From the brutal to the sludgy to the experimental to the symphonic, we raise our horns in welcome and warning to the coming week: we are here to ROCK.
For a movie in which the personification of death cross-dresses, raps, and gets “Melvined,” Bill & Ted’s Bogus Journey didn’t goof around when it came to metal. And while “God Gave Rock ‘N’ Roll to You II” was a non-heinous win for a Kiss struggling to hide its imperfections without makeup, the 1991 soundtrack’s most triumphant moment came in the form of “Go To Hell” by Megadeth.

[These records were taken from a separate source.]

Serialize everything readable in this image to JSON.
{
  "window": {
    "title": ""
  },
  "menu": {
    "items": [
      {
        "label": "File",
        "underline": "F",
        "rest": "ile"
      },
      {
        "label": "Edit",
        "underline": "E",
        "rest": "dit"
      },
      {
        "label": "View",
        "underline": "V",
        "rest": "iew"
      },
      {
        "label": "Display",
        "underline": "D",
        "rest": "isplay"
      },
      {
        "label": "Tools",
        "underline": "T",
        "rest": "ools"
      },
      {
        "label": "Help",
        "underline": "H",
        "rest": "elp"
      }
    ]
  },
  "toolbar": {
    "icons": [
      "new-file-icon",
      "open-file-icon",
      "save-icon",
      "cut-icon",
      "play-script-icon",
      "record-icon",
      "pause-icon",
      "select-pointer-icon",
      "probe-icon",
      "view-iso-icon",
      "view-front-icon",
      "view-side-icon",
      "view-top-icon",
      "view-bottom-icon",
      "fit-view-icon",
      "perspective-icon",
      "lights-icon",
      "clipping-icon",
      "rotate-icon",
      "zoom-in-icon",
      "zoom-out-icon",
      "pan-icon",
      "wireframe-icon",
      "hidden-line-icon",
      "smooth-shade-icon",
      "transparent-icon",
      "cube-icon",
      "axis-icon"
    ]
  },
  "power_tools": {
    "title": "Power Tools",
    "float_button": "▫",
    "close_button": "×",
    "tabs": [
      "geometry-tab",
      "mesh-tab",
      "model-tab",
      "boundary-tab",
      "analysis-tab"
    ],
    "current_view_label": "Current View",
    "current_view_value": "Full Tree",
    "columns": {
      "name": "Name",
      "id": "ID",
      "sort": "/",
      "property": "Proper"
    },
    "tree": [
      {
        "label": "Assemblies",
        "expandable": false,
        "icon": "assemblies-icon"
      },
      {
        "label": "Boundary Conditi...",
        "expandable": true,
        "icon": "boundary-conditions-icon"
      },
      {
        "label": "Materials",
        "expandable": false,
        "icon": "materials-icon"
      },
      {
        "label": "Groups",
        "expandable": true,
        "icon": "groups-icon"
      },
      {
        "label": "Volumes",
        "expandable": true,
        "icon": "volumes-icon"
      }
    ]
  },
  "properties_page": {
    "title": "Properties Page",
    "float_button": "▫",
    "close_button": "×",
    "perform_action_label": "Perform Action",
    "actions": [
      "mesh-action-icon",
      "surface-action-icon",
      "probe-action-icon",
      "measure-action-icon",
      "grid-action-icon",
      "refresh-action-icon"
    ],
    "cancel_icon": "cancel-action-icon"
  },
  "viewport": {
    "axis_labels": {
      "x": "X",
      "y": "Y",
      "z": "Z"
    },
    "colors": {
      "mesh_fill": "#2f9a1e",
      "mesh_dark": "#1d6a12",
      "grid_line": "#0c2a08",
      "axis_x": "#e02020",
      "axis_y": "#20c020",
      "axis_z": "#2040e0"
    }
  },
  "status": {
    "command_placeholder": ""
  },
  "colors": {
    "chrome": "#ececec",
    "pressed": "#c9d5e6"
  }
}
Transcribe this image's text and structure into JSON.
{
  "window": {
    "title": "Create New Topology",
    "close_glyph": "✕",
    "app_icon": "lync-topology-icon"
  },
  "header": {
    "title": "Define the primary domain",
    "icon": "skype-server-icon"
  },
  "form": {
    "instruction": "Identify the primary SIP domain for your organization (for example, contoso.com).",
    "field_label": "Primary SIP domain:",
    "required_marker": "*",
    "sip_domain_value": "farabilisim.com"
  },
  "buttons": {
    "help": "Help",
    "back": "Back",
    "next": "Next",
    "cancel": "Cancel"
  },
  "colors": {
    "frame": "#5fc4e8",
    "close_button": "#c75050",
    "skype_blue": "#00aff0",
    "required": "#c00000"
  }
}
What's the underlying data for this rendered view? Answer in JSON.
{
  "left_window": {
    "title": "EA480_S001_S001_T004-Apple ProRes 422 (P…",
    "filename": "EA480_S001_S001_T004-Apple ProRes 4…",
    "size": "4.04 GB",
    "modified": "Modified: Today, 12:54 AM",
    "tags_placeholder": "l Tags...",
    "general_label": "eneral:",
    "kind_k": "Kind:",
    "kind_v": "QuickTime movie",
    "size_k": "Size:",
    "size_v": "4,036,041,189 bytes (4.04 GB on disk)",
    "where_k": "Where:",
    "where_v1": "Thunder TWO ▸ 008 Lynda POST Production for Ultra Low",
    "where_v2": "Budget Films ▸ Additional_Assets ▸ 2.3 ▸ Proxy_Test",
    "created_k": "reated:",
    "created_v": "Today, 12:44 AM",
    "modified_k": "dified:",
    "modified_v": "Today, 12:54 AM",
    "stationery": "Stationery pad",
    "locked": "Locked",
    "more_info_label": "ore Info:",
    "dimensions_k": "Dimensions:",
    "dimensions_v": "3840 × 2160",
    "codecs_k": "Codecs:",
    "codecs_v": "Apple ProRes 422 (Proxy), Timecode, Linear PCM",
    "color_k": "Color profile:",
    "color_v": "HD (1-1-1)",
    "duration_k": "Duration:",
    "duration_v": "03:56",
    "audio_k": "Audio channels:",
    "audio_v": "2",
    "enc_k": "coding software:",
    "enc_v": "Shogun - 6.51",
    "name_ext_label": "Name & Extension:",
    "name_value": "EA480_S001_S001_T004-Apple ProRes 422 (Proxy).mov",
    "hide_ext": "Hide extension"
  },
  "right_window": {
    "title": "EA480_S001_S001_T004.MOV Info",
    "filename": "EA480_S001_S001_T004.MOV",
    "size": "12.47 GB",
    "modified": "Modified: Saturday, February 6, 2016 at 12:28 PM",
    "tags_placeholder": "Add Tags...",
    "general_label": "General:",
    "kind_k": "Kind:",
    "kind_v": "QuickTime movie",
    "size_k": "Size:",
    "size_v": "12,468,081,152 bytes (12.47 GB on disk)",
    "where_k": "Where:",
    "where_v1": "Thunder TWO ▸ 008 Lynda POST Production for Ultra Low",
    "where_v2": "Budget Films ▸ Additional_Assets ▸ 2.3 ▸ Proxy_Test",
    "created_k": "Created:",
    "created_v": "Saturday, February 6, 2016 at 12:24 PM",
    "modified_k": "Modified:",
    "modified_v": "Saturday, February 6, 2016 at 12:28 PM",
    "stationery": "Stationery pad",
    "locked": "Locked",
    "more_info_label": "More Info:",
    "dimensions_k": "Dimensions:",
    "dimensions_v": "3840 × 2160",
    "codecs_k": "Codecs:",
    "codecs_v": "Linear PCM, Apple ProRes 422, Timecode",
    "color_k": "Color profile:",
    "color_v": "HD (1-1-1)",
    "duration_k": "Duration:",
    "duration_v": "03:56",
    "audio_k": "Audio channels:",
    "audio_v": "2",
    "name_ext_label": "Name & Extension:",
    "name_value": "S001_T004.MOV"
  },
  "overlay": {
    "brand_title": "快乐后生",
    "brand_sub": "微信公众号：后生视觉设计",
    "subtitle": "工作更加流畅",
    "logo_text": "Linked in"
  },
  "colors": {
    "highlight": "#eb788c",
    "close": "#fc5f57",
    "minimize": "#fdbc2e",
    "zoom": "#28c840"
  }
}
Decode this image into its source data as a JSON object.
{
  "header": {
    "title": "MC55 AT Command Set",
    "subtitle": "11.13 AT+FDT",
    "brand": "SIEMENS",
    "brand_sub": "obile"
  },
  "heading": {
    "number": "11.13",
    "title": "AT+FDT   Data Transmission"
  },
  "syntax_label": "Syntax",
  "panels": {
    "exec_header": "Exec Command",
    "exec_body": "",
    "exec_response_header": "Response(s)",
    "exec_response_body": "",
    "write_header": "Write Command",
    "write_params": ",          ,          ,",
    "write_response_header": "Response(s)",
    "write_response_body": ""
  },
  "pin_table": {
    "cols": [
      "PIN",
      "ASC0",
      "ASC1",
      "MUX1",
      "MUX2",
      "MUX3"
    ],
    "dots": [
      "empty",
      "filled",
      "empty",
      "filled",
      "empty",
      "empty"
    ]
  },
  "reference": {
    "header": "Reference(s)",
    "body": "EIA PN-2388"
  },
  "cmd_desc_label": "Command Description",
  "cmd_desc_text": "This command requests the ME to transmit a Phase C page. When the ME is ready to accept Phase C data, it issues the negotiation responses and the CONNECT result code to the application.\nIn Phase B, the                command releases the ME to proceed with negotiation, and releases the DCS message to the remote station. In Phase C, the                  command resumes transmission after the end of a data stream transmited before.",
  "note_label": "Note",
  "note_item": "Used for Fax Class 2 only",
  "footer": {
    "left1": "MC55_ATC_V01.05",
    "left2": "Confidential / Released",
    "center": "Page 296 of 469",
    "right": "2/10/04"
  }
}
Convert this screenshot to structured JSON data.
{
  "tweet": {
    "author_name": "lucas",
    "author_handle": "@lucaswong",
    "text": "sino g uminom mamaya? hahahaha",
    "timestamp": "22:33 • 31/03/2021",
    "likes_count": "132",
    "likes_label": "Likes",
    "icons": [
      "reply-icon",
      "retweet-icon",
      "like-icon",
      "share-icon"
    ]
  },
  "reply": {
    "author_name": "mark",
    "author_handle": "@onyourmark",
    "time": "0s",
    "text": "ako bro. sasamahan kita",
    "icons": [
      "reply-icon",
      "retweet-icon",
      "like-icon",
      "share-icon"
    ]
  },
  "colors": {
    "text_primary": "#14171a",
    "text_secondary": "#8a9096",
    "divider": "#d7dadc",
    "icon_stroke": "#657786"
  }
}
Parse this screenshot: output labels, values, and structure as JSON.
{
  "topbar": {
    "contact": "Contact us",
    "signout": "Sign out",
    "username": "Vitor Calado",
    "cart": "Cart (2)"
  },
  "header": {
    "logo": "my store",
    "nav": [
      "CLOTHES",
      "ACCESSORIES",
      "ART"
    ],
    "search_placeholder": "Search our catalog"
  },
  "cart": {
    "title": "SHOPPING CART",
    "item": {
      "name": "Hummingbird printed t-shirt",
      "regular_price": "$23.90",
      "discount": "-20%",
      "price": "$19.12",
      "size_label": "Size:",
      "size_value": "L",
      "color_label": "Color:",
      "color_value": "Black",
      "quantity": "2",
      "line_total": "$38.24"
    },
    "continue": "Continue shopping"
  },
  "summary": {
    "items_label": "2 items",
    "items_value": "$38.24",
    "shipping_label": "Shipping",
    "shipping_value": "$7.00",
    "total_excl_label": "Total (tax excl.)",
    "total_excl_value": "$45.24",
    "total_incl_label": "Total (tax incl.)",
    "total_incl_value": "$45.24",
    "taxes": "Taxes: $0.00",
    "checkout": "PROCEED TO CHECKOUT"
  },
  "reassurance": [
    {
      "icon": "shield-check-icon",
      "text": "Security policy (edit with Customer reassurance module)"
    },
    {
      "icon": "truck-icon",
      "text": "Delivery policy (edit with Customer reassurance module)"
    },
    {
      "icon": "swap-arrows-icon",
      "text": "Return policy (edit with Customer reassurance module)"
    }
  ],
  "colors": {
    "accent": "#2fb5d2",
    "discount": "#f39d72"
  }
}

The opening bass chug-a-lug is suitably dirty and menacing, but the neo-classical leads & mid-tempo riffing announce the band’s intentions of grandeur during this period. Perhaps “fast & loud” had been good enough in the past, but we’re now put on notice that Megadeth is equally capable of anthemic—even pretty—songwork. But the spoken-word “now I lay me down” section immediately subverts this initial impression; this is Megadeth, the song is called “Go To Hell,” and we’ve gotta make sure to scare the parents. Mustaine’s phlegmatic Alice Cooper homage will do the trick nicely.
Really, it’s the perfect soundtrack contribution. The track ostensibly complements the film’s theme, albeit at a darker, almost humourless level, and stands on its own as a bridge between the grittier thrash of the band’s 80’s ascension and the almost-likeable success of its 90’s commerciality. The song functions as a mash-up of elements from where the band had been and where Rust in Peace had clearly declared that it was going; as such, it works both for the dedicated faithful eager for another missive, and for the uninitiated who would stumble upon the band quite innocently via a key quotable exchange in the movie: “Ted, y’know, if I die, you can have my Megadeth collection.” “But dude, we’re already dead.” “Oh. Well then, they’re yours, dude!.”